→ About this exercise
Quote every line below exactly as it reads.

Items from an interface collection:
########
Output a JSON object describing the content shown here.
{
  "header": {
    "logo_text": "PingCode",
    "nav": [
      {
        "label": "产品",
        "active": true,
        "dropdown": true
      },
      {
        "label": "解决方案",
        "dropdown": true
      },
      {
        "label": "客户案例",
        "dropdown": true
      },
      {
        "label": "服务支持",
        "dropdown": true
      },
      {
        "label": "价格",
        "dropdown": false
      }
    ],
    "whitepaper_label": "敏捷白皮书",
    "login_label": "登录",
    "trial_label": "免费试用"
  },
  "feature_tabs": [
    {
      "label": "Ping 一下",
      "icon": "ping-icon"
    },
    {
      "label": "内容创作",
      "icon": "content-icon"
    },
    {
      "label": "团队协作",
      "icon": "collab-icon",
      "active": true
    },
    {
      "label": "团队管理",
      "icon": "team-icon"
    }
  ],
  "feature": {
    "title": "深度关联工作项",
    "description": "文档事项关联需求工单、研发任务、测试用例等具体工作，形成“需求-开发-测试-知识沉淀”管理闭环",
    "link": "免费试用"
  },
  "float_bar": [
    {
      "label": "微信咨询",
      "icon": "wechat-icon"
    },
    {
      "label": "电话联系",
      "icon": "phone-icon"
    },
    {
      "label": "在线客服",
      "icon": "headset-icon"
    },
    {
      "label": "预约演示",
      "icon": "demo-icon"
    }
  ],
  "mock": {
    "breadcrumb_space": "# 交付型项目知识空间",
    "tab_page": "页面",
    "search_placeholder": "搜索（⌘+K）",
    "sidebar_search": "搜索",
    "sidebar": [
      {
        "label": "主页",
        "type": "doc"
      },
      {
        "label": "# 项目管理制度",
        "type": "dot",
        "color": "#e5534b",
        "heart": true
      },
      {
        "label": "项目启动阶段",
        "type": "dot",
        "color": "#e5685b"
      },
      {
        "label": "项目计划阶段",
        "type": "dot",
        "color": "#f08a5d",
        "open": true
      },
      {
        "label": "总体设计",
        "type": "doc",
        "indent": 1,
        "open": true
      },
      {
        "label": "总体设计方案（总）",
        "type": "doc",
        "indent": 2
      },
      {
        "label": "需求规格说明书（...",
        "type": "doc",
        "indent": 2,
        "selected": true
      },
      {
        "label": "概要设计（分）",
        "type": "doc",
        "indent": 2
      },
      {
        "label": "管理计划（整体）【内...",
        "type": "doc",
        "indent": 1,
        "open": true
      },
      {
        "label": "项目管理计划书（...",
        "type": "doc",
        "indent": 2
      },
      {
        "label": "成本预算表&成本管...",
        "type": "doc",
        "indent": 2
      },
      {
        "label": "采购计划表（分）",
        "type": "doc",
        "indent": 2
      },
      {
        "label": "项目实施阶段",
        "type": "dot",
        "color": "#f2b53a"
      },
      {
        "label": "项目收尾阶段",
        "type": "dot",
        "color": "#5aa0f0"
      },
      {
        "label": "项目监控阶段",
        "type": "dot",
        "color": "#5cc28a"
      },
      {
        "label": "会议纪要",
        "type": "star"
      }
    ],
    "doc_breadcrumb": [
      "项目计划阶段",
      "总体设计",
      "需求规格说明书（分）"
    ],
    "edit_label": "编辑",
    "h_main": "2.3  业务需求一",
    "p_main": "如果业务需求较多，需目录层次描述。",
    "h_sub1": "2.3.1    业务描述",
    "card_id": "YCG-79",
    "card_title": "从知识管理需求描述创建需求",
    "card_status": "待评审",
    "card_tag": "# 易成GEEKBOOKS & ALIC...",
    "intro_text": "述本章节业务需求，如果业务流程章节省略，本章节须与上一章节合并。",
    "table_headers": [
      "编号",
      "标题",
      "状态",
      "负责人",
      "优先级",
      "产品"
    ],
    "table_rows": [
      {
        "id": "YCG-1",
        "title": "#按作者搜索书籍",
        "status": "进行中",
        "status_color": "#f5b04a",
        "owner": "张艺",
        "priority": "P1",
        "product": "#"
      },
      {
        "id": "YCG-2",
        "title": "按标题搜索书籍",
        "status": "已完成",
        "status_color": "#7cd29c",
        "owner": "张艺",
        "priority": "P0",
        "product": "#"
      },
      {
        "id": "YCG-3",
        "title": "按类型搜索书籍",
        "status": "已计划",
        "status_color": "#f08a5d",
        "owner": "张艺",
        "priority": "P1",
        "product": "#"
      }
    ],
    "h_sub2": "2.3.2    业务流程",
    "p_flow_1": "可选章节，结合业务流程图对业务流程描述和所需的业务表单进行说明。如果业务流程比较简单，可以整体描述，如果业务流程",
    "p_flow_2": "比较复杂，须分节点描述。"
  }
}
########
→ Exercise response
Output a JSON object describing the content shown here.
{
  "header": {
    "logo_text": "PingCode",
    "nav": [
      {
        "label": "产品",
        "active": true,
        "dropdown": true
      },
      {
        "label": "解决方案",
        "dropdown": true
      },
      {
        "label": "客户案例",
        "dropdown": true
      },
      {
        "label": "服务支持",
        "dropdown": true
      },
      {
        "label": "价格",
        "dropdown": false
      }
    ],
    "whitepaper_label": "敏捷白皮书",
    "login_label": "登录",
    "trial_label": "免费试用"
  },
  "feature_tabs": [
    {
      "label": "Ping 一下",
      "icon": "ping-icon"
    },
    {
      "label": "内容创作",
      "icon": "content-icon"
    },
    {
      "label": "团队协作",
      "icon": "collab-icon",
      "active": true
    },
    {
      "label": "团队管理",
      "icon": "team-icon"
    }
  ],
  "feature": {
    "title": "深度关联工作项",
    "description": "文档事项关联需求工单、研发任务、测试用例等具体工作，形成“需求-开发-测试-知识沉淀”管理闭环",
    "link": "免费试用"
  },
  "float_bar": [
    {
      "label": "微信咨询",
      "icon": "wechat-icon"
    },
    {
      "label": "电话联系",
      "icon": "phone-icon"
    },
    {
      "label": "在线客服",
      "icon": "headset-icon"
    },
    {
      "label": "预约演示",
      "icon": "demo-icon"
    }
  ],
  "mock": {
    "breadcrumb_space": "# 交付型项目知识空间",
    "tab_page": "页面",
    "search_placeholder": "搜索（⌘+K）",
    "sidebar_search": "搜索",
    "sidebar": [
      {
        "label": "主页",
        "type": "doc"
      },
      {
        "label": "# 项目管理制度",
        "type": "dot",
        "color": "#e5534b",
        "heart": true
      },
      {
        "label": "项目启动阶段",
        "type": "dot",
        "color": "#e5685b"
      },
      {
        "label": "项目计划阶段",
        "type": "dot",
        "color": "#f08a5d",
        "open": true
      },
      {
        "label": "总体设计",
        "type": "doc",
        "indent": 1,
        "open": true
      },
      {
        "label": "总体设计方案（总）",
        "type": "doc",
        "indent": 2
      },
      {
        "label": "需求规格说明书（...",
        "type": "doc",
        "indent": 2,
        "selected": true
      },
      {
        "label": "概要设计（分）",
        "type": "doc",
        "indent": 2
      },
      {
        "label": "管理计划（整体）【内...",
        "type": "doc",
        "indent": 1,
        "open": true
      },
      {
        "label": "项目管理计划书（...",
        "type": "doc",
        "indent": 2
      },
      {
        "label": "成本预算表&成本管...",
        "type": "doc",
        "indent": 2
      },
      {
        "label": "采购计划表（分）",
        "type": "doc",
        "indent": 2
      },
      {
        "label": "项目实施阶段",
        "type": "dot",
        "color": "#f2b53a"
      },
      {
        "label": "项目收尾阶段",
        "type": "dot",
        "color": "#5aa0f0"
      },
      {
        "label": "项目监控阶段",
        "type": "dot",
        "color": "#5cc28a"
      },
      {
        "label": "会议纪要",
        "type": "star"
      }
    ],
    "doc_breadcrumb": [
      "项目计划阶段",
      "总体设计",
      "需求规格说明书（分）"
    ],
    "edit_label": "编辑",
    "h_main": "2.3  业务需求一",
    "p_main": "如果业务需求较多，需目录层次描述。",
    "h_sub1": "2.3.1    业务描述",
    "card_id": "YCG-79",
    "card_title": "从知识管理需求描述创建需求",
    "card_status": "待评审",
    "card_tag": "# 易成GEEKBOOKS & ALIC...",
    "intro_text": "述本章节业务需求，如果业务流程章节省略，本章节须与上一章节合并。",
    "table_headers": [
      "编号",
      "标题",
      "状态",
      "负责人",
      "优先级",
      "产品"
    ],
    "table_rows": [
      {
        "id": "YCG-1",
        "title": "#按作者搜索书籍",
        "status": "进行中",
        "status_color": "#f5b04a",
        "owner": "张艺",
        "priority": "P1",
        "product": "#"
      },
      {
        "id": "YCG-2",
        "title": "按标题搜索书籍",
        "status": "已完成",
        "status_color": "#7cd29c",
        "owner": "张艺",
        "priority": "P0",
        "product": "#"
      },
      {
        "id": "YCG-3",
        "title": "按类型搜索书籍",
        "status": "已计划",
        "status_color": "#f08a5d",
        "owner": "张艺",
        "priority": "P1",
        "product": "#"
      }
    ],
    "h_sub2": "2.3.2    业务流程",
    "p_flow_1": "可选章节，结合业务流程图对业务流程描述和所需的业务表单进行说明。如果业务流程比较简单，可以整体描述，如果业务流程",
    "p_flow_2": "比较复杂，须分节点描述。"
  }
}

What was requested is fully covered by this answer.